• Required action: Restate the records in full, so that each line matches the original exactly.

• Records to process:
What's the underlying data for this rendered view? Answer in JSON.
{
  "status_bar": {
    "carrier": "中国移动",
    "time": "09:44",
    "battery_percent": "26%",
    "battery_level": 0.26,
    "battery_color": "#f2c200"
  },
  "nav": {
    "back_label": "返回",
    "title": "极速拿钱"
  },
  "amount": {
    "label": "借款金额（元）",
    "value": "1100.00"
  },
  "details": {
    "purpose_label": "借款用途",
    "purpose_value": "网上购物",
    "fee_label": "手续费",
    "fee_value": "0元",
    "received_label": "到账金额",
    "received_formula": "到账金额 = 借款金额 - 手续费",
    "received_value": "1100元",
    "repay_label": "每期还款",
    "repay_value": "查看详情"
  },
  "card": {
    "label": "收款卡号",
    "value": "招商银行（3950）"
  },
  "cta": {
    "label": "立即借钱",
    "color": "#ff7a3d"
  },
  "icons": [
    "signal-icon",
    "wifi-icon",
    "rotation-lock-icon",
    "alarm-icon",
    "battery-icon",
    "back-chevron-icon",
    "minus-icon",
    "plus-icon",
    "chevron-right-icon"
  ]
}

• Solution to this problem:
What's the underlying data for this rendered view? Answer in JSON.
{
  "status_bar": {
    "carrier": "中国移动",
    "time": "09:44",
    "battery_percent": "26%",
    "battery_level": 0.26,
    "battery_color": "#f2c200"
  },
  "nav": {
    "back_label": "返回",
    "title": "极速拿钱"
  },
  "amount": {
    "label": "借款金额（元）",
    "value": "1100.00"
  },
  "details": {
    "purpose_label": "借款用途",
    "purpose_value": "网上购物",
    "fee_label": "手续费",
    "fee_value": "0元",
    "received_label": "到账金额",
    "received_formula": "到账金额 = 借款金额 - 手续费",
    "received_value": "1100元",
    "repay_label": "每期还款",
    "repay_value": "查看详情"
  },
  "card": {
    "label": "收款卡号",
    "value": "招商银行（3950）"
  },
  "cta": {
    "label": "立即借钱",
    "color": "#ff7a3d"
  },
  "icons": [
    "signal-icon",
    "wifi-icon",
    "rotation-lock-icon",
    "alarm-icon",
    "battery-icon",
    "back-chevron-icon",
    "minus-icon",
    "plus-icon",
    "chevron-right-icon"
  ]
}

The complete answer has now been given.